Records excerpted from a collection
━━━━━━
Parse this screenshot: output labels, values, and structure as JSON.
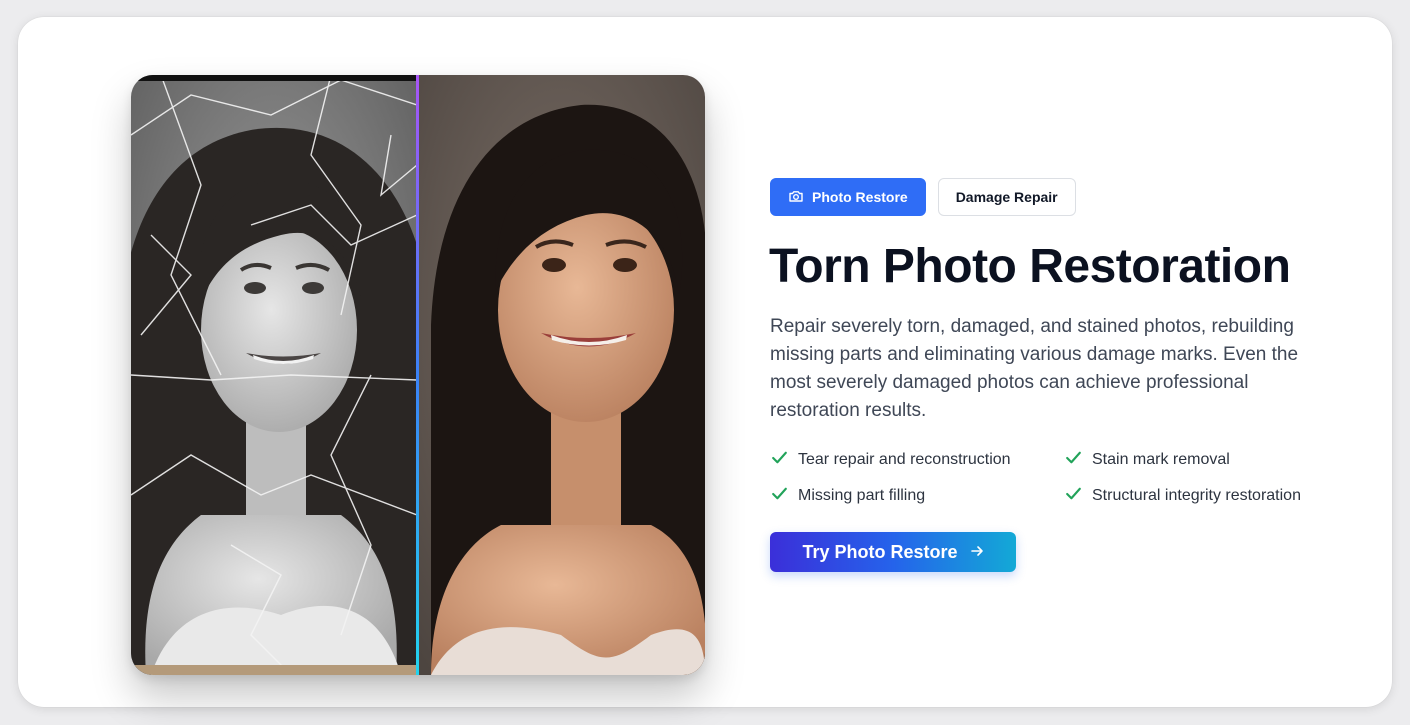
{
  "tabs": [
    {
      "label": "Photo Restore",
      "icon": "camera-icon",
      "active": true
    },
    {
      "label": "Damage Repair",
      "active": false
    }
  ],
  "title": "Torn Photo Restoration",
  "description": "Repair severely torn, damaged, and stained photos, rebuilding missing parts and eliminating various damage marks. Even the most severely damaged photos can achieve professional restoration results.",
  "features": [
    "Tear repair and reconstruction",
    "Stain mark removal",
    "Missing part filling",
    "Structural integrity restoration"
  ],
  "cta": {
    "label": "Try Photo Restore",
    "icon": "arrow-right-icon"
  },
  "colors": {
    "accent": "#2f6df6",
    "check": "#22a35a",
    "cta_gradient": [
      "#3b2fd9",
      "#13a9d6"
    ],
    "divider_gradient": [
      "#a855f7",
      "#22d3ee"
    ]
  }
}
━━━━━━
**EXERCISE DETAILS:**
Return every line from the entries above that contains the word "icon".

**TASK OUTPUT:**
      "icon": "camera-icon",
    "icon": "arrow-right-icon"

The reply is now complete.